Putting everything into perspective when asked about the state of the Nets’ defense, veteran center Ed Davis said how they played against the Pelicans would be the true measuring stick. “[They’re] going to be a great test,” Davis said. “Get back to me after the game. Not to take anything away from Cleveland, but I don’t think they’re a top-five team in the East. It was a good win for us, but we’re not overly excited. We came in expecting to win. We took care of business, but [New Orleans] is definitely one of those games where we’ll really see where we’re at on the offensive end and the defensive end, and as a team.”
Since leaving Portland to sign with the Nets as a free agent, Davis has formed an effective combination at center, backing up second-year man Jarrett Allen. He’s averaging a team-best 8.8 rebounds and has helped Allen lift his rebounding to 8.0 per game and improve his defense around the rim.
“I love having Ed Davis,” Allen said. “I like competing with him. I want to get more rebounds than him because he’s a skilled rebounder. He helps push me along. He’s like, ‘Come on, JA, get some more rebounds.’ It’s almost like a game for me with the rebounding now. I’m always looking for little ways I can get more rebounds. He’s the perfect guy to watch.”
Davis has taken on the role of mentor for Allen, sharing the tricks of the trade he has learned across nine NBA seasons, and he appreciates Allen’s thirst for knowledge. “When I give him advice, it’s different than coming from these coaches because most of these coaches are not playing in the game and haven’t been in these situations,” Davis said. “He appreciates that instead of hearing the cliché things the coaches say, getting the real feel and the real experience from me, he can relate to it more than coming from a coach or a point guard who is not in those situations.”

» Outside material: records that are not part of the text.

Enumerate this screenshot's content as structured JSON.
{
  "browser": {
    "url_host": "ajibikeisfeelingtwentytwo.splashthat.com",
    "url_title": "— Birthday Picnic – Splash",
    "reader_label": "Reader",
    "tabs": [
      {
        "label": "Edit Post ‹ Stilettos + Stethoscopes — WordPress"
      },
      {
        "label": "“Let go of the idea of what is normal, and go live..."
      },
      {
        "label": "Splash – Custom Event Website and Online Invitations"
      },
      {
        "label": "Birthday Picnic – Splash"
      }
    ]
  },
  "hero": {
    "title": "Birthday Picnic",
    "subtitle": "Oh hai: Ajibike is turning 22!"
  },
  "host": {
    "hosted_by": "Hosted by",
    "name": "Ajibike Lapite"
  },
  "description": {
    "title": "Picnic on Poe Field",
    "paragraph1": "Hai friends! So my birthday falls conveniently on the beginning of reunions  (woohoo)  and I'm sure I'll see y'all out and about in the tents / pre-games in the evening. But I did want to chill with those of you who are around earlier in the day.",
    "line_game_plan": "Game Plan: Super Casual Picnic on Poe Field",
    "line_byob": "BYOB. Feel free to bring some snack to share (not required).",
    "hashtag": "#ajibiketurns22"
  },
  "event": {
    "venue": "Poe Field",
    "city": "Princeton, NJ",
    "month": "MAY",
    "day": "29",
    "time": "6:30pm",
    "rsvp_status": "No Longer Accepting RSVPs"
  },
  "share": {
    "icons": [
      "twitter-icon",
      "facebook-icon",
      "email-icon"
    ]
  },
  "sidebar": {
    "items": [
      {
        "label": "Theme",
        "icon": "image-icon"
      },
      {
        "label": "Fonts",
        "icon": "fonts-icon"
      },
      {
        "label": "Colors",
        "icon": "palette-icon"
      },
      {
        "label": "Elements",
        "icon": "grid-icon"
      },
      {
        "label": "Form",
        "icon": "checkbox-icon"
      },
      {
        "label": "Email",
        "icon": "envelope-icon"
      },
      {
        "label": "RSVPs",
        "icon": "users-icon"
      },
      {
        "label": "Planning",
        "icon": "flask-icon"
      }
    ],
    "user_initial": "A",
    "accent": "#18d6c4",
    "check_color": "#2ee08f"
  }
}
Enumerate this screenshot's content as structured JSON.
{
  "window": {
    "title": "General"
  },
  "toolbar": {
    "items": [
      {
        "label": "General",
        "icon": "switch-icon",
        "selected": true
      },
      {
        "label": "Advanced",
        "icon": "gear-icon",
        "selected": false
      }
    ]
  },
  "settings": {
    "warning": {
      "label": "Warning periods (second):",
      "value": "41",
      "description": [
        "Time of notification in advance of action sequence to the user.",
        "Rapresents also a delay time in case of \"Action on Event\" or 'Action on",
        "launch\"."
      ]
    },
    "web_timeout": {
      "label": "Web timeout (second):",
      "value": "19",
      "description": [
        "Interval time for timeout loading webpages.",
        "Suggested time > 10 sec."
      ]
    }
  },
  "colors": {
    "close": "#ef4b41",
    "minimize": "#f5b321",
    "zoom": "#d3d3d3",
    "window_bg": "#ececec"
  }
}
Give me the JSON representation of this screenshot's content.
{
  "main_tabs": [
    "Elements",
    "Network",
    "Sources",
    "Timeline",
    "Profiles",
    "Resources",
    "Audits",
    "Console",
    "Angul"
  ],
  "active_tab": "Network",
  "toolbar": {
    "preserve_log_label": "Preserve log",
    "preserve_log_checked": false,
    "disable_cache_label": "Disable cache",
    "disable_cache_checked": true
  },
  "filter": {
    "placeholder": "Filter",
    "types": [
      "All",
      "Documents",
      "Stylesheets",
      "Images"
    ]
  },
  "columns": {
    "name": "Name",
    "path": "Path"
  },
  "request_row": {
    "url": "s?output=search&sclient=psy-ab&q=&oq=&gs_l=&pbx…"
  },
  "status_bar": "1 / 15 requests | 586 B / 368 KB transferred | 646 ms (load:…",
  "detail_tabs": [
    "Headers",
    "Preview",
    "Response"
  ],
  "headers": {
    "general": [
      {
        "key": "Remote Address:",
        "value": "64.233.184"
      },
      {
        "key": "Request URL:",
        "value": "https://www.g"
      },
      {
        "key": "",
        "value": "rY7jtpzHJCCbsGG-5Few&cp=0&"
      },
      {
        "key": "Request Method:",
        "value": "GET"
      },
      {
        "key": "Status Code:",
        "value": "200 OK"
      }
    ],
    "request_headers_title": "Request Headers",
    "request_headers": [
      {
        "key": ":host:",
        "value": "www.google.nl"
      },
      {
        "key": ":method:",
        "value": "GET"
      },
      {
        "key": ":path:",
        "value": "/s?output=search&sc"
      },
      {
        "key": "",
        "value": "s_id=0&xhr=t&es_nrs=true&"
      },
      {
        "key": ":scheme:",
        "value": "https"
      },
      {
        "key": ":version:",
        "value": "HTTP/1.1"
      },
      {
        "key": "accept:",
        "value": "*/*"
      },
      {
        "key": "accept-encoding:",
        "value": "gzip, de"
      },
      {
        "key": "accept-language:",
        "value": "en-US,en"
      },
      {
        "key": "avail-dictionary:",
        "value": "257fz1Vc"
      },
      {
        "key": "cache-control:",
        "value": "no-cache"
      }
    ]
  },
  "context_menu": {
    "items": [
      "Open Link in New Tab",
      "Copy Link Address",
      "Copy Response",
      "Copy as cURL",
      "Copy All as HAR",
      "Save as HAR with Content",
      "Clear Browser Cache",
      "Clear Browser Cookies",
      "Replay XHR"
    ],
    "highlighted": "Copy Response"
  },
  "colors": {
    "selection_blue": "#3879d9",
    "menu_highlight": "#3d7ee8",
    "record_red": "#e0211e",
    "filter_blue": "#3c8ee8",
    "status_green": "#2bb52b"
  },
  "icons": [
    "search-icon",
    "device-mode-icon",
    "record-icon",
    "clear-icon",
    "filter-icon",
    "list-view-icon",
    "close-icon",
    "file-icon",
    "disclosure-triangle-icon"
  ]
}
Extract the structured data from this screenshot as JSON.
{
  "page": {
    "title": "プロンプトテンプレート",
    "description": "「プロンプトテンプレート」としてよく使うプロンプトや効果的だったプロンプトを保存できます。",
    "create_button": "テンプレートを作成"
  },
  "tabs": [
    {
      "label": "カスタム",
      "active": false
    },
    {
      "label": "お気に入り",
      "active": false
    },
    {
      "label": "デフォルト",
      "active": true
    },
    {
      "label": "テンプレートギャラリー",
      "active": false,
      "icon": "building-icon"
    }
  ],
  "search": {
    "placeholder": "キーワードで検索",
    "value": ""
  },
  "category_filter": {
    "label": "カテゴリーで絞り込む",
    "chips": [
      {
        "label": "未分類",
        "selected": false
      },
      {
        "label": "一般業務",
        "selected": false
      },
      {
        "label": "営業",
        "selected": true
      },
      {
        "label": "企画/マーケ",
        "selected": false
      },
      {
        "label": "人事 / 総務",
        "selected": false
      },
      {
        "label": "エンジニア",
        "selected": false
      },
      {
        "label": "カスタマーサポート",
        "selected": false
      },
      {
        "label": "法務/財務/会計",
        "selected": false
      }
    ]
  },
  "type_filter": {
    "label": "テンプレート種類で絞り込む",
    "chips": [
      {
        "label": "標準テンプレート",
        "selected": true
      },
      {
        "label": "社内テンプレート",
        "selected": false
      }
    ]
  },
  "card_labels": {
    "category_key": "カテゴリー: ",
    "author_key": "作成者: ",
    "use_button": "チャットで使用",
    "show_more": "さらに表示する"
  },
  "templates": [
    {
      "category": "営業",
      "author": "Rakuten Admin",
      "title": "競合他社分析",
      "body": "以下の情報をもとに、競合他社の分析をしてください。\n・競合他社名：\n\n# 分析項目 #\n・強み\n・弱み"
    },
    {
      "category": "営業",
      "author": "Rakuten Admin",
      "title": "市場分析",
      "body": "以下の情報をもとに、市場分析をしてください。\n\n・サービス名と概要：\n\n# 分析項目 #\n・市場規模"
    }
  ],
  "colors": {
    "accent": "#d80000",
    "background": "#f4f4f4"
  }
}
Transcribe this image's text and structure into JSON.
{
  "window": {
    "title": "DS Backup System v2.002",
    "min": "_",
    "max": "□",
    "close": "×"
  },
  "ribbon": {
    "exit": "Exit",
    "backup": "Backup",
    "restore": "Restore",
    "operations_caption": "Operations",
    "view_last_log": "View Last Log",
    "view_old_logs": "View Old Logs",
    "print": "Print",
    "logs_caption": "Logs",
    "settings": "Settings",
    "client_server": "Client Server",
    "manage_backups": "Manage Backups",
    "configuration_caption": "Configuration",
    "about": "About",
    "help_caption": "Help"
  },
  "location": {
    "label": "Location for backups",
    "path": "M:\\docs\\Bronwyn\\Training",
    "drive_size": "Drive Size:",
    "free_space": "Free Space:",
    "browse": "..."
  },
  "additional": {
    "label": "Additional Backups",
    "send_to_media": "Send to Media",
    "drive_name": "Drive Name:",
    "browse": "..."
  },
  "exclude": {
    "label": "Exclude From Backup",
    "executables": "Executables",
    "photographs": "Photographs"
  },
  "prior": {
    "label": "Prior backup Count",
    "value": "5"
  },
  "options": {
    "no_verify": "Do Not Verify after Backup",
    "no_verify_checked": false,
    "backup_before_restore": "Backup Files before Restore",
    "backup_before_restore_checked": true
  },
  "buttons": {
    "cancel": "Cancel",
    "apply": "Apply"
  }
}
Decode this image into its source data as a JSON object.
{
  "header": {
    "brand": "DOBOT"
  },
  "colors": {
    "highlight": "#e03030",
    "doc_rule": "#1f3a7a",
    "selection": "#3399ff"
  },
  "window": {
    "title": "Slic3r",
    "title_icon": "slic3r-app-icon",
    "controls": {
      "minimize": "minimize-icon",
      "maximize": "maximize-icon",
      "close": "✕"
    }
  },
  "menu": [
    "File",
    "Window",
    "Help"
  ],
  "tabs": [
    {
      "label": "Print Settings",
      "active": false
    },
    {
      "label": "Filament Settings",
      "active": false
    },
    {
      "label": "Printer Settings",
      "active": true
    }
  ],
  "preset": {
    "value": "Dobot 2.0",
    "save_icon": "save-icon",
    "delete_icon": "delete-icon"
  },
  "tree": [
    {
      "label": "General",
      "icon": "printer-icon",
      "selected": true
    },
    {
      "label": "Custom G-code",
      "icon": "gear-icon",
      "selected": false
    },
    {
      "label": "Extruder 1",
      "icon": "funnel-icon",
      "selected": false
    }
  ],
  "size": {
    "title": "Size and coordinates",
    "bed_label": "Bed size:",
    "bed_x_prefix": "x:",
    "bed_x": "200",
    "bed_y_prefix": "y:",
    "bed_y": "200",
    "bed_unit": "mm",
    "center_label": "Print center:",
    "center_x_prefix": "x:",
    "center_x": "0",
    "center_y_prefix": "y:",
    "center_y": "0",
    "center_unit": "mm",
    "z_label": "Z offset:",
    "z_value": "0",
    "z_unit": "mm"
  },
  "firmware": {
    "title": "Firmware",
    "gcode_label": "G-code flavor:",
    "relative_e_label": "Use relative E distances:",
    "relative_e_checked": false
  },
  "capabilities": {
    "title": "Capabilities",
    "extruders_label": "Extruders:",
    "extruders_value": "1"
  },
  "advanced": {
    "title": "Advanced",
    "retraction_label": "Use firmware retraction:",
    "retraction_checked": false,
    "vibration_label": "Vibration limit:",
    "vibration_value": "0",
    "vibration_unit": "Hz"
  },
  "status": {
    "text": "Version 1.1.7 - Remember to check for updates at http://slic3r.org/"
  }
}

The Nets’ Davis knew better than to imagine he and Allen could contain the Pelican’s Davis, who came in averaging 30.3 points, 13.0 rebounds and 3.33 blocks per game. In addition, the Nets had to contend with power forward Nikola Mirotic, who was averaging 28.0 points per game and shooting 47.8 percent from three-point range.
“He’s a top power forward in the game,” Ed Davis said of his Pelicans counterpart. “He’s a hell of a player. He can shoot it, put it on the floor. He can go left, he can go right. They run a lot of stuff through him. He’s going to get his.
“You’re not going to shut him down. You just want to make it as difficult as possible. I played against him a lot in the West and in the playoffs last year. He’s one of the top five players in the world.”
The Nets’ Davis hasn’t been known as a prolific scorer off the bench, but he is averaging 6.8 points and shooting 64.7 percent from the field, underlining his efficiency at both ends. “I definitely like this system,” Ed Davis said. “I get a lot of easy baskets from drop-offs or putbacks or just the guards being aggressive.”